Handle with care when using propane

  • Published
  • By Christopher Hughes
  • Eglin Fire Prevention
With summer in full swing and backyard barbecues happening practically every weekend, the Eglin Fire and Emergency Flight would like to provide some facts, figures and safety tips on how to avoid an Liquefied Petroleum-gas mishap.

The leading equipment involving LP-gas home structure fires was a grill, hibachi or barbecue.

U.S. fire departments responded to an average of 1,170 home structure fires involving LP-gas from 2003-2007. These fires resulted in 34 deaths, 135 injuries and $48 million in direct property damage.

Spark, ember or flame from operating equipment was the leading heat source for LP-gas home structure fires.

The leading area of origin for these fires was the kitchen or cooking area. The leading factor contributing to ignition was a leak or break in the equipment.

Safety tips

Handle any propane-powered equipment cautiously and always follow the manufacturer's instructions. Cylinder tanks for equipment such as stoves and ovens must be located outside the home.

Never store or use propane gas cylinders larger than a pound inside the home.

Have propane gas equipment inspected periodically by a professional for possible leaks or malfunctioning parts.

Carefully follow the manufacturer's instructions when lighting a pilot.

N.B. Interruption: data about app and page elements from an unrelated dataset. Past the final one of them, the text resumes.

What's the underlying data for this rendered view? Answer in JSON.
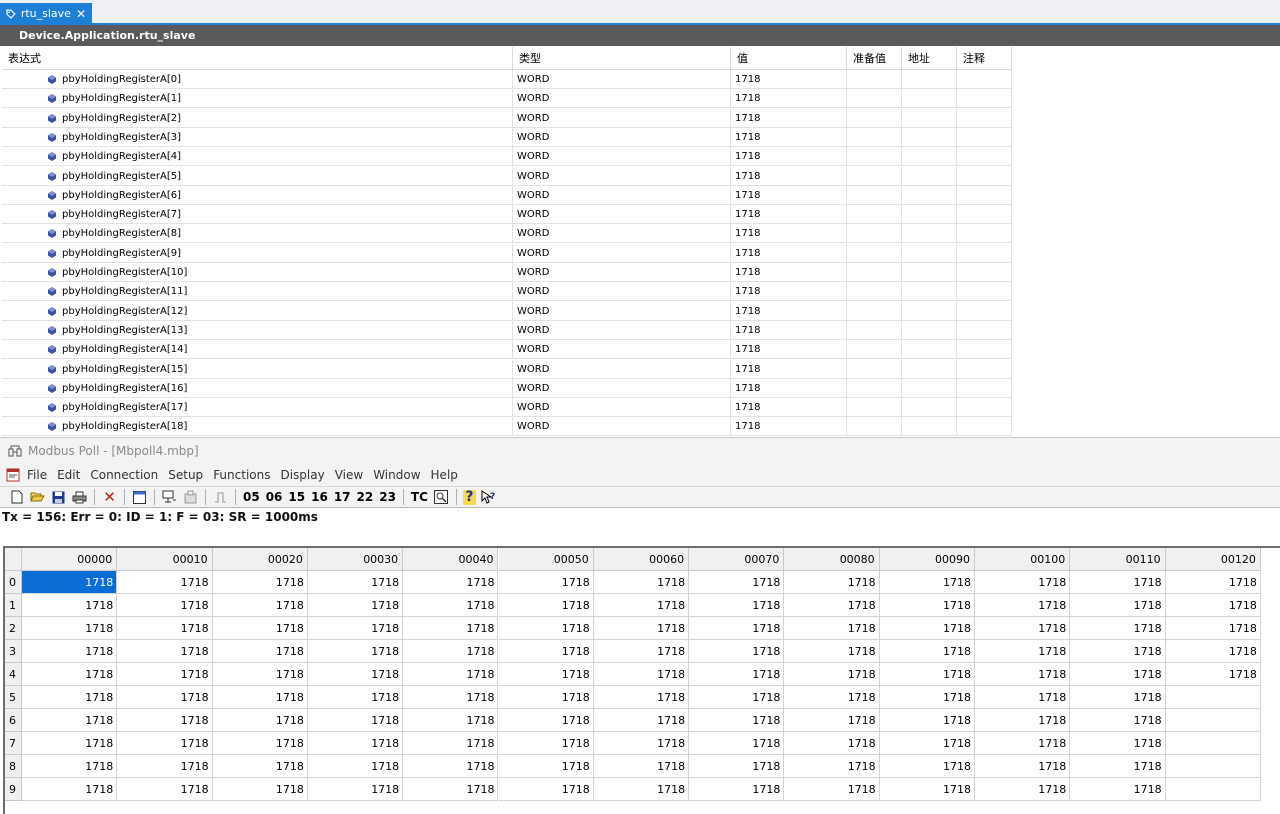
{
  "editor": {
    "tab_label": "rtu_slave",
    "path": "Device.Application.rtu_slave",
    "columns": [
      "表达式",
      "类型",
      "值",
      "准备值",
      "地址",
      "注释"
    ],
    "rows": [
      {
        "expr": "pbyHoldingRegisterA[0]",
        "type": "WORD",
        "value": "1718"
      },
      {
        "expr": "pbyHoldingRegisterA[1]",
        "type": "WORD",
        "value": "1718"
      },
      {
        "expr": "pbyHoldingRegisterA[2]",
        "type": "WORD",
        "value": "1718"
      },
      {
        "expr": "pbyHoldingRegisterA[3]",
        "type": "WORD",
        "value": "1718"
      },
      {
        "expr": "pbyHoldingRegisterA[4]",
        "type": "WORD",
        "value": "1718"
      },
      {
        "expr": "pbyHoldingRegisterA[5]",
        "type": "WORD",
        "value": "1718"
      },
      {
        "expr": "pbyHoldingRegisterA[6]",
        "type": "WORD",
        "value": "1718"
      },
      {
        "expr": "pbyHoldingRegisterA[7]",
        "type": "WORD",
        "value": "1718"
      },
      {
        "expr": "pbyHoldingRegisterA[8]",
        "type": "WORD",
        "value": "1718"
      },
      {
        "expr": "pbyHoldingRegisterA[9]",
        "type": "WORD",
        "value": "1718"
      },
      {
        "expr": "pbyHoldingRegisterA[10]",
        "type": "WORD",
        "value": "1718"
      },
      {
        "expr": "pbyHoldingRegisterA[11]",
        "type": "WORD",
        "value": "1718"
      },
      {
        "expr": "pbyHoldingRegisterA[12]",
        "type": "WORD",
        "value": "1718"
      },
      {
        "expr": "pbyHoldingRegisterA[13]",
        "type": "WORD",
        "value": "1718"
      },
      {
        "expr": "pbyHoldingRegisterA[14]",
        "type": "WORD",
        "value": "1718"
      },
      {
        "expr": "pbyHoldingRegisterA[15]",
        "type": "WORD",
        "value": "1718"
      },
      {
        "expr": "pbyHoldingRegisterA[16]",
        "type": "WORD",
        "value": "1718"
      },
      {
        "expr": "pbyHoldingRegisterA[17]",
        "type": "WORD",
        "value": "1718"
      },
      {
        "expr": "pbyHoldingRegisterA[18]",
        "type": "WORD",
        "value": "1718"
      }
    ]
  },
  "modbus": {
    "title": "Modbus Poll - [Mbpoll4.mbp]",
    "menu": [
      "File",
      "Edit",
      "Connection",
      "Setup",
      "Functions",
      "Display",
      "View",
      "Window",
      "Help"
    ],
    "toolbar_codes": [
      "05",
      "06",
      "15",
      "16",
      "17",
      "22",
      "23"
    ],
    "toolbar_tc": "TC",
    "status": "Tx = 156: Err = 0: ID = 1: F = 03: SR = 1000ms",
    "col_headers": [
      "00000",
      "00010",
      "00020",
      "00030",
      "00040",
      "00050",
      "00060",
      "00070",
      "00080",
      "00090",
      "00100",
      "00110",
      "00120"
    ],
    "row_headers": [
      "0",
      "1",
      "2",
      "3",
      "4",
      "5",
      "6",
      "7",
      "8",
      "9"
    ],
    "cells": [
      [
        "1718",
        "1718",
        "1718",
        "1718",
        "1718",
        "1718",
        "1718",
        "1718",
        "1718",
        "1718",
        "1718",
        "1718",
        "1718"
      ],
      [
        "1718",
        "1718",
        "1718",
        "1718",
        "1718",
        "1718",
        "1718",
        "1718",
        "1718",
        "1718",
        "1718",
        "1718",
        "1718"
      ],
      [
        "1718",
        "1718",
        "1718",
        "1718",
        "1718",
        "1718",
        "1718",
        "1718",
        "1718",
        "1718",
        "1718",
        "1718",
        "1718"
      ],
      [
        "1718",
        "1718",
        "1718",
        "1718",
        "1718",
        "1718",
        "1718",
        "1718",
        "1718",
        "1718",
        "1718",
        "1718",
        "1718"
      ],
      [
        "1718",
        "1718",
        "1718",
        "1718",
        "1718",
        "1718",
        "1718",
        "1718",
        "1718",
        "1718",
        "1718",
        "1718",
        "1718"
      ],
      [
        "1718",
        "1718",
        "1718",
        "1718",
        "1718",
        "1718",
        "1718",
        "1718",
        "1718",
        "1718",
        "1718",
        "1718",
        ""
      ],
      [
        "1718",
        "1718",
        "1718",
        "1718",
        "1718",
        "1718",
        "1718",
        "1718",
        "1718",
        "1718",
        "1718",
        "1718",
        ""
      ],
      [
        "1718",
        "1718",
        "1718",
        "1718",
        "1718",
        "1718",
        "1718",
        "1718",
        "1718",
        "1718",
        "1718",
        "1718",
        ""
      ],
      [
        "1718",
        "1718",
        "1718",
        "1718",
        "1718",
        "1718",
        "1718",
        "1718",
        "1718",
        "1718",
        "1718",
        "1718",
        ""
      ],
      [
        "1718",
        "1718",
        "1718",
        "1718",
        "1718",
        "1718",
        "1718",
        "1718",
        "1718",
        "1718",
        "1718",
        "1718",
        ""
      ]
    ],
    "selected_color": "#0a6ed6"
  },
  "icons": {
    "tab": "tag-icon",
    "variable": "variable-icon",
    "app": "modbus-poll-icon",
    "doc": "document-icon"
  }
}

If you smell a strong odor of gas, leave the area immediately and call the fire department from outside the home.

Ensure you have a five to 10 pound ABC dry chemical fire extinguisher within reach while cooking.

Make sure all combustible material is a safe distance away when cooking.

On base use

Storage of flammable gases in buildings, inside rooms or outside areas shall be approved by base safety and Eglin Fire and Emergency Services.

Portable LP-gas cylinders shall not be stored in facilities. LP-gas fueled grills and other like appliances may be stored in facilities provided the portable gas cylinder has been removed.

Flammable/combustible liquids shall not be dispensed or transferred between containers inside any facility or inside a room of any facility unless area has been approved from Eglin Fire and Emergency Services.

If you follow the safety tips and do's and don'ts provided in this article, you should have no problem when cooking using LP-gas containers. If you have any questions please call Eglin Fire Prevention at 882-3229 option 5, and remember to always dial 9-1-1 in case of emergency.